Problem details: Repeat every line of the data verbatim.

Recorded information:
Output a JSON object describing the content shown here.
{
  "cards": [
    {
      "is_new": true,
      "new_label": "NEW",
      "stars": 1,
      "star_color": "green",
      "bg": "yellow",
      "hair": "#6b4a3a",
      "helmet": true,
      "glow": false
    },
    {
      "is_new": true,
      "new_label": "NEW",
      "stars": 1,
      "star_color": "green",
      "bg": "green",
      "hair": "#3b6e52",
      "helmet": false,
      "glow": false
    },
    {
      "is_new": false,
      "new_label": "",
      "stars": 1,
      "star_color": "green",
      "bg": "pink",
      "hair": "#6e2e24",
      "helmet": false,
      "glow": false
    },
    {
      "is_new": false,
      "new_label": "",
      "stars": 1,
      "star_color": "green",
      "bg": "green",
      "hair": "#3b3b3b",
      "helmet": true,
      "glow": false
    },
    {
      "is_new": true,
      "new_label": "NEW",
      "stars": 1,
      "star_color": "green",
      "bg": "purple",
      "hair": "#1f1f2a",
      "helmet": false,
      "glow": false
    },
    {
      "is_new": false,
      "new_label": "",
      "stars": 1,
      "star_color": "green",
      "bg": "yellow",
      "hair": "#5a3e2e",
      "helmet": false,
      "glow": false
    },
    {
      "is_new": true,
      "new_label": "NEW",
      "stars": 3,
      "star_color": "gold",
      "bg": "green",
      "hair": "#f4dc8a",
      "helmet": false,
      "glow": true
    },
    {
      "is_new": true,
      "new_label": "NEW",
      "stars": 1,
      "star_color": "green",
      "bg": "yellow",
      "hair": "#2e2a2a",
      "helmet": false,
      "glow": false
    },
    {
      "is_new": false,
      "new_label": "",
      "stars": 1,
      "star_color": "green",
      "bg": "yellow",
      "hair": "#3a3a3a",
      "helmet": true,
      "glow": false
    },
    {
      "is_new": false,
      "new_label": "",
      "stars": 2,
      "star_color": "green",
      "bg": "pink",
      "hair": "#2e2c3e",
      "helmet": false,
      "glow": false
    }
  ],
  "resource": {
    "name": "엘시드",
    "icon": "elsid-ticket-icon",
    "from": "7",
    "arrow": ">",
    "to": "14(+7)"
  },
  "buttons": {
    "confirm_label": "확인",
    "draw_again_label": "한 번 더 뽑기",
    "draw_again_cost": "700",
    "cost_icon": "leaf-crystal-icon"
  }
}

Exercise output:
Output a JSON object describing the content shown here.
{
  "cards": [
    {
      "is_new": true,
      "new_label": "NEW",
      "stars": 1,
      "star_color": "green",
      "bg": "yellow",
      "hair": "#6b4a3a",
      "helmet": true,
      "glow": false
    },
    {
      "is_new": true,
      "new_label": "NEW",
      "stars": 1,
      "star_color": "green",
      "bg": "green",
      "hair": "#3b6e52",
      "helmet": false,
      "glow": false
    },
    {
      "is_new": false,
      "new_label": "",
      "stars": 1,
      "star_color": "green",
      "bg": "pink",
      "hair": "#6e2e24",
      "helmet": false,
      "glow": false
    },
    {
      "is_new": false,
      "new_label": "",
      "stars": 1,
      "star_color": "green",
      "bg": "green",
      "hair": "#3b3b3b",
      "helmet": true,
      "glow": false
    },
    {
      "is_new": true,
      "new_label": "NEW",
      "stars": 1,
      "star_color": "green",
      "bg": "purple",
      "hair": "#1f1f2a",
      "helmet": false,
      "glow": false
    },
    {
      "is_new": false,
      "new_label": "",
      "stars": 1,
      "star_color": "green",
      "bg": "yellow",
      "hair": "#5a3e2e",
      "helmet": false,
      "glow": false
    },
    {
      "is_new": true,
      "new_label": "NEW",
      "stars": 3,
      "star_color": "gold",
      "bg": "green",
      "hair": "#f4dc8a",
      "helmet": false,
      "glow": true
    },
    {
      "is_new": true,
      "new_label": "NEW",
      "stars": 1,
      "star_color": "green",
      "bg": "yellow",
      "hair": "#2e2a2a",
      "helmet": false,
      "glow": false
    },
    {
      "is_new": false,
      "new_label": "",
      "stars": 1,
      "star_color": "green",
      "bg": "yellow",
      "hair": "#3a3a3a",
      "helmet": true,
      "glow": false
    },
    {
      "is_new": false,
      "new_label": "",
      "stars": 2,
      "star_color": "green",
      "bg": "pink",
      "hair": "#2e2c3e",
      "helmet": false,
      "glow": false
    }
  ],
  "resource": {
    "name": "엘시드",
    "icon": "elsid-ticket-icon",
    "from": "7",
    "arrow": ">",
    "to": "14(+7)"
  },
  "buttons": {
    "confirm_label": "확인",
    "draw_again_label": "한 번 더 뽑기",
    "draw_again_cost": "700",
    "cost_icon": "leaf-crystal-icon"
  }
}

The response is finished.